The main idea behind homomorphic encryption is that one does not need to remove any kind of values from the dataset, or mask/anonymize personal data in any way. However, as of the time of writing, there is not enough evidence to state that they can be used for the production-level methodologies. Furthermore, there are not many functional homomorphic encryption pipelines.
Imagine a situation where all personal data was removed from the dataset (or anonymized and stored separately from other values). Most likely, even after the removal of the personal data, QIs are still left in the database.
The biggest problem of storing quasi-identifiers is that when enduring an attack on the database, it is not very difficult to combine QI values with other open data sources to reveal the identity of the person together with their personal/sensitive information. A good example of that is when the Netflix prize competition open data was combined with IMDB’s movie ratings dataset: entire movie-watching history of individuals was compromised. As a result of datasets and insecure data science pipelines, which make predictions using datasets and QIs, potentially sensitive/personal information can be revealed even after the personal/sensitive data itself has been removed. One must make sure that there are no queries with the potential to reveal individual personal information that can be leveraged. Furthermore, one must ensure that no inference on the data subject can be made by running multiple predictions using machine learning algorithms.
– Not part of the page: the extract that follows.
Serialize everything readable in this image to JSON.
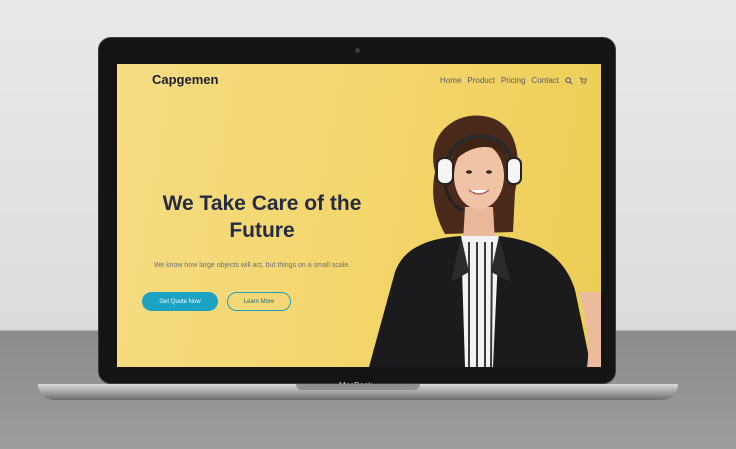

This is the thirds part of a five-part series about machine learning methodologies for de-identifying and securing personal data by 1touch.io. For part one, click here. For part two, click here. For part four, click here.